The Chinese Gardens
The Chinese Gardens, a film by award winning filmmaker Valerie Soe, examines the lost Chinese community in Port Townsend, Washington, through the use of vivid images, interviews, and sound. After production wrapped, I was brought on board to help find a way to sync the production audio, which was recorded on a Sound Devices 552, to the DSLR audio. And since no timecode was generated or shared during production, PluralEyes for Final Cut Pro came in to play here and worked wonders syncing up the Sound Devices audio to the DSLR audio.
… BUT, apparently, there is a known delay with audio being recorded on DSLRs. The video on DSLRs is recorded roughly 2 frames after the audio. For a full discussion on Creative Cow, go HERE. Essentially, what that meant is that I had to nudge all the regions in the OMF over 2 frames to sync up properly.
Because PluralEyes strips the original file name from the audio, I was unable to use the Field Production Workflow in Pro Tools, which is used to assemble the original production dialogue. This is no big thing as many projects are like this.

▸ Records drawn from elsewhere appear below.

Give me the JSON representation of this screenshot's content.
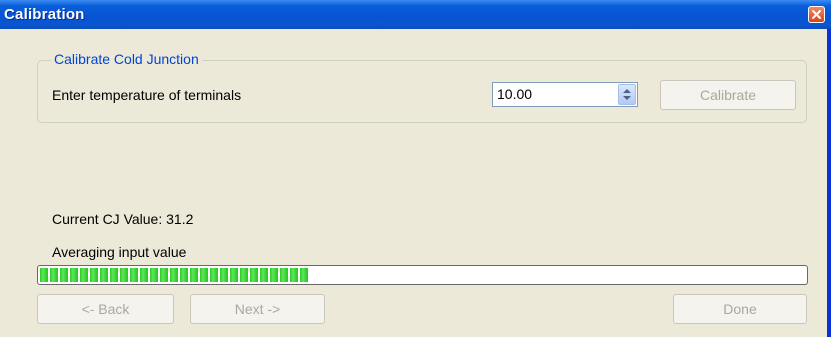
{
  "window": {
    "title": "Calibration"
  },
  "group": {
    "legend": "Calibrate Cold Junction",
    "prompt": "Enter temperature of terminals",
    "temperature_value": "10.00",
    "calibrate_label": "Calibrate"
  },
  "status": {
    "current_cj": "Current CJ Value: 31.2",
    "progress_label": "Averaging input value",
    "progress_fraction": 0.35
  },
  "footer": {
    "back_label": "<- Back",
    "next_label": "Next ->",
    "done_label": "Done"
  },
  "colors": {
    "titlebar": "#0754d6",
    "progress_green": "#2fc829",
    "legend_blue": "#0046d5"
  }
}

Luckily, my good friend Geoff Price was able to help cut the ambiences and sound effects for this show. He did a phenomenal job as his work really brought the entire film to life. We have a solidified workflow and template that we work off of for cutting ambiences and sound effects so tracks were already laid out and mapped accordingly as if it was ready to mix. This saved a lot of prep work prior to doing the final mix. We like a lot of ambience or “BG” layers. I think the more the better so we have options if Valerie didn’t like them come final mixing time. We had dedicated tracks for the surrounds that I bled into the fronts a tad bit.
I, on the other hand, wrangled the dialogue, which was recorded beautifully. One lav and one boom were used during production. I defaulted to the boom, as usual. There were minor sibilance problems and occasional clicks/snats/pops in the dialogue track that iZotope fixed just fine. I don’t remember having to manually draw a single waveform out, which is good
We final mixed this show at Polarity Post Production in their new 7.1 Theater although we mixed in the 5.1 format as anything more channels would be unnecessary. For faders, I luckily had one Euphonix MC Control and MC Mix linked though I primarily used MC Control. Pro Tools 10 was the DAW of choice throughout the entire show, and it really helped out during the final mix. It was much much much faster to use clip-gain than it is to write fader automation, especially when leveling out syllables in the dialogue track. Prior to the final mix, there were two rounds of temp mixes that I did, which saved a lot of time during the final since most of the levels were nearly set. The nice part about this film is that there’s hardly any dialogue so this gave me the ability to mix the ambiences with the music at a much louder level. Ironically, Geoff’s ambiences seemed as if they were apart of the score! Nothing really interfered.
This is definitely a great documentary, and Valerie’s docs are always a joy to work on!